The ship, already the biggest to transit the Panama Canal with its Asian cargo, easily slipped under the newly raised Bayonne Bridge with room to spare, as did 13,208 TEU-OOCL Berlin six weeks ago, reported the New York Times.
But harbour pilots insisted the "T", as the ship has been dubbed locally, must go dead slow in slack water through the Kill Van Kull strait when the tidal flow is calmest.
But one question remained: Would the ship displace so much water ahead of it that it would raise the level and send other ships crashing into cranes along the docks? Or suck away so in its wake as to pull other ships off the docks?
Not if the "T" went slowly enough, pilots said. Otherwise, said John Oldmixon, co-president of the Sandy Hook Pilots association, "it will rip stuff off the docks".
Just to be safe passenger loading from ships departing from Bayonne, NJ has been delayed. "They can delay their vacation by 15 minutes, otherwise there may not be a vacation," said John DeCruz, fellow co-president of the pilots group.
Three tugs accompanied the "T", one on each side and "one on a rope behind the ship to drag on it and keep the speed down".
The tricky bit was the Kill Van Kull, the narrow strait between Staten Island and Bayonne. Ships travelling there must navigate a dramatic turn, northward, into Newark Bay.
For some time, pilots have practiced that turn on a simulator in Maryland. "The margin of error decreases," said Mr DeCruz.
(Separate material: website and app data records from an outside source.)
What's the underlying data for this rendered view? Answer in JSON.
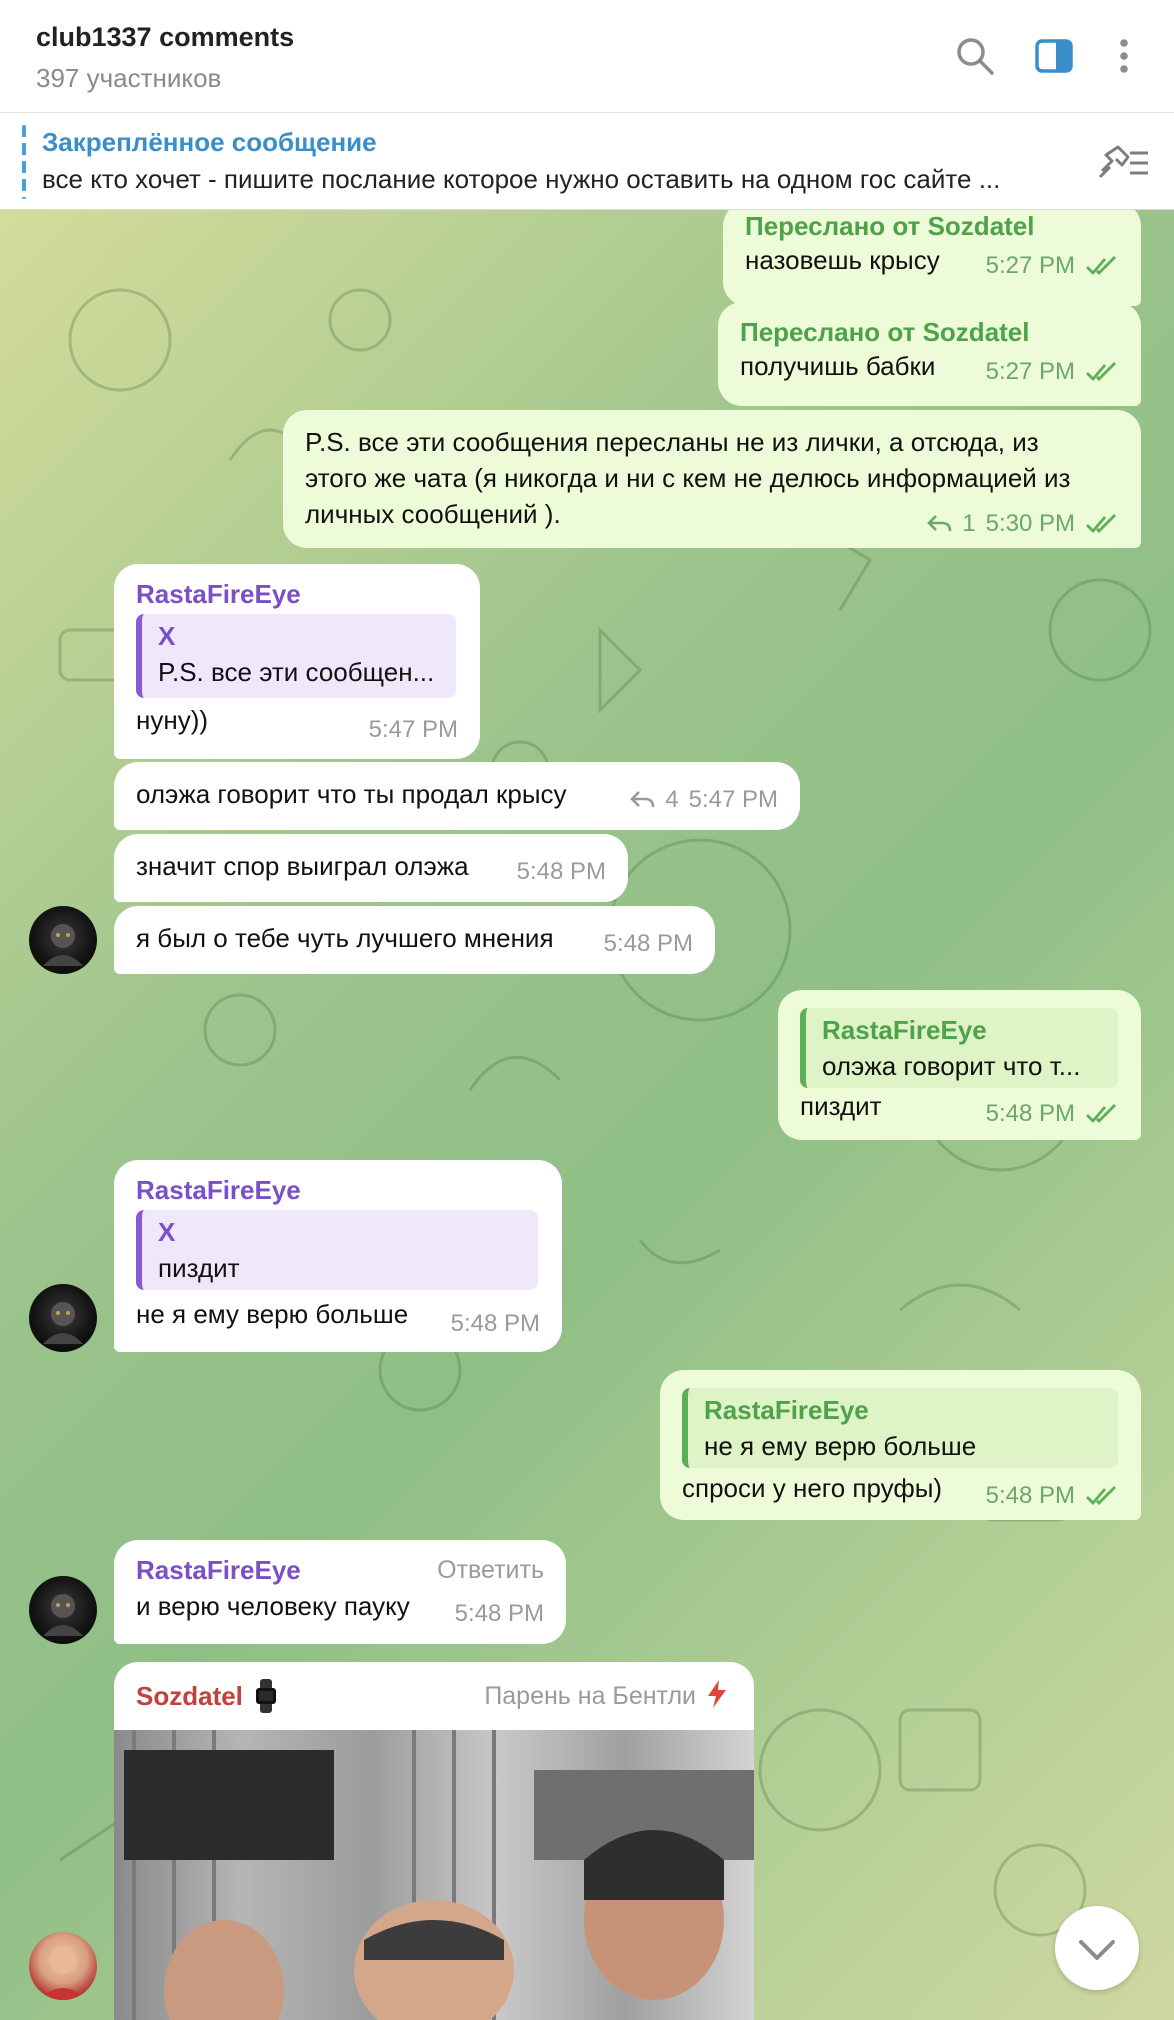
{
  "header": {
    "title": "club1337 comments",
    "subtitle": "397 участников"
  },
  "pinned": {
    "title": "Закреплённое сообщение",
    "text": "все кто хочет - пишите послание которое нужно оставить на одном гос сайте ..."
  },
  "messages": {
    "m1": {
      "forwarded": "Переслано от Sozdatel",
      "text": "назовешь крысу",
      "time": "5:27 PM"
    },
    "m2": {
      "forwarded": "Переслано от Sozdatel",
      "text": "получишь бабки",
      "time": "5:27 PM"
    },
    "m3": {
      "line1": "P.S. все эти сообщения пересланы не из лички, а отсюда, из",
      "line2": "этого же  чата (я никогда и ни с кем не делюсь информацией из",
      "line3": "личных сообщений ).",
      "replies": "1",
      "time": "5:30 PM"
    },
    "m4": {
      "sender": "RastaFireEye",
      "quote_name": "X",
      "quote_text": "P.S. все эти сообщен...",
      "text": "нуну))",
      "time": "5:47 PM"
    },
    "m5": {
      "text": "олэжа говорит что ты продал крысу",
      "replies": "4",
      "time": "5:47 PM"
    },
    "m6": {
      "text": "значит спор выиграл олэжа",
      "time": "5:48 PM"
    },
    "m7": {
      "text": "я был о тебе чуть лучшего мнения",
      "time": "5:48 PM"
    },
    "m8": {
      "quote_name": "RastaFireEye",
      "quote_text": "олэжа говорит что т...",
      "text": "пиздит",
      "time": "5:48 PM"
    },
    "m9": {
      "sender": "RastaFireEye",
      "quote_name": "X",
      "quote_text": "пиздит",
      "text": "не я ему верю больше",
      "time": "5:48 PM"
    },
    "m10": {
      "quote_name": "RastaFireEye",
      "quote_text": "не я ему верю больше",
      "text": "спроси у него пруфы)",
      "time": "5:48 PM"
    },
    "m11": {
      "sender": "RastaFireEye",
      "action": "Ответить",
      "text": "и верю человеку пауку",
      "time": "5:48 PM"
    },
    "m12": {
      "sender": "Sozdatel",
      "title": "Парень на Бентли"
    }
  },
  "colors": {
    "forward_green": "#4ea24a",
    "sender_purple": "#7b4fc8",
    "sender_red": "#c2413a",
    "link_blue": "#3a8fcb",
    "outgoing_bubble": "#eefbd9"
  },
  "icons": [
    "search-icon",
    "sidebar-toggle-icon",
    "more-icon",
    "pin-list-icon",
    "reply-arrow-icon",
    "read-ticks-icon",
    "chevron-down-icon",
    "watch-emoji-icon",
    "lightning-icon"
  ]
}
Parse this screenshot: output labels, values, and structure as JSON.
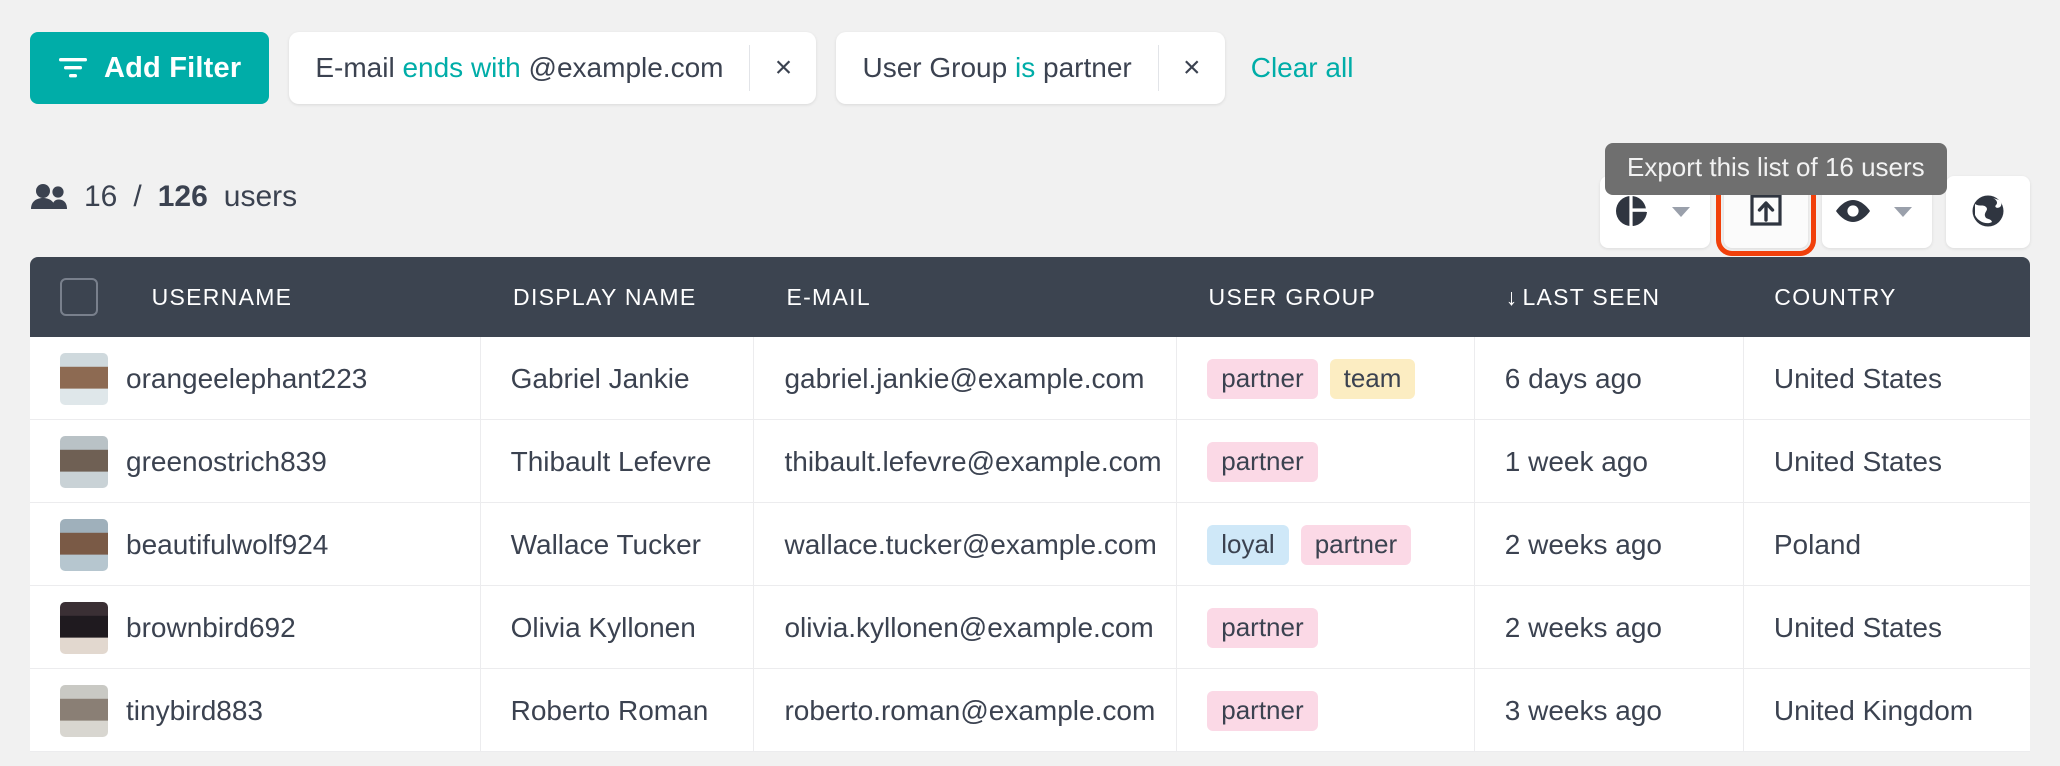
{
  "filter_bar": {
    "add_filter_label": "Add Filter",
    "clear_all_label": "Clear all",
    "close_glyph": "×",
    "chips": [
      {
        "field": "E-mail",
        "operator": "ends with",
        "value": "@example.com"
      },
      {
        "field": "User Group",
        "operator": "is",
        "value": "partner"
      }
    ]
  },
  "summary": {
    "shown": "16",
    "separator": "/",
    "total": "126",
    "unit": "users"
  },
  "toolbar": {
    "tooltip": "Export this list of 16 users",
    "buttons": [
      {
        "name": "chart-icon",
        "label": "Chart view",
        "has_caret": true
      },
      {
        "name": "export-icon",
        "label": "Export",
        "has_caret": false
      },
      {
        "name": "eye-icon",
        "label": "Visible columns",
        "has_caret": true
      },
      {
        "name": "globe-icon",
        "label": "Locale",
        "has_caret": false
      }
    ],
    "highlight_color": "#f1400b"
  },
  "table": {
    "columns": [
      {
        "key": "username",
        "label": "USERNAME",
        "sorted": false
      },
      {
        "key": "display_name",
        "label": "DISPLAY NAME",
        "sorted": false
      },
      {
        "key": "email",
        "label": "E-MAIL",
        "sorted": false
      },
      {
        "key": "user_group",
        "label": "USER GROUP",
        "sorted": false
      },
      {
        "key": "last_seen",
        "label": "LAST SEEN",
        "sorted": true,
        "sort_glyph": "↓"
      },
      {
        "key": "country",
        "label": "COUNTRY",
        "sorted": false
      }
    ],
    "rows": [
      {
        "username": "orangeelephant223",
        "display_name": "Gabriel Jankie",
        "email": "gabriel.jankie@example.com",
        "user_group": [
          "partner",
          "team"
        ],
        "last_seen": "6 days ago",
        "country": "United States"
      },
      {
        "username": "greenostrich839",
        "display_name": "Thibault Lefevre",
        "email": "thibault.lefevre@example.com",
        "user_group": [
          "partner"
        ],
        "last_seen": "1 week ago",
        "country": "United States"
      },
      {
        "username": "beautifulwolf924",
        "display_name": "Wallace Tucker",
        "email": "wallace.tucker@example.com",
        "user_group": [
          "loyal",
          "partner"
        ],
        "last_seen": "2 weeks ago",
        "country": "Poland"
      },
      {
        "username": "brownbird692",
        "display_name": "Olivia Kyllonen",
        "email": "olivia.kyllonen@example.com",
        "user_group": [
          "partner"
        ],
        "last_seen": "2 weeks ago",
        "country": "United States"
      },
      {
        "username": "tinybird883",
        "display_name": "Roberto Roman",
        "email": "roberto.roman@example.com",
        "user_group": [
          "partner"
        ],
        "last_seen": "3 weeks ago",
        "country": "United Kingdom"
      }
    ]
  },
  "colors": {
    "accent": "#00ada8",
    "header_bg": "#3c4450",
    "page_bg": "#f1f1f1",
    "tag_partner": "#fbd9e6",
    "tag_team": "#fcedc2",
    "tag_loyal": "#cfe8f8"
  }
}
Port officials hope such ships start arriving regularly, allowing more cargo destined for the Midwest to be routed through New York, instead of other ports. "It will allow us to compete a little better for the discretionary market, in the Midwest," said port authority assistant director of commerce Bethann Rooney.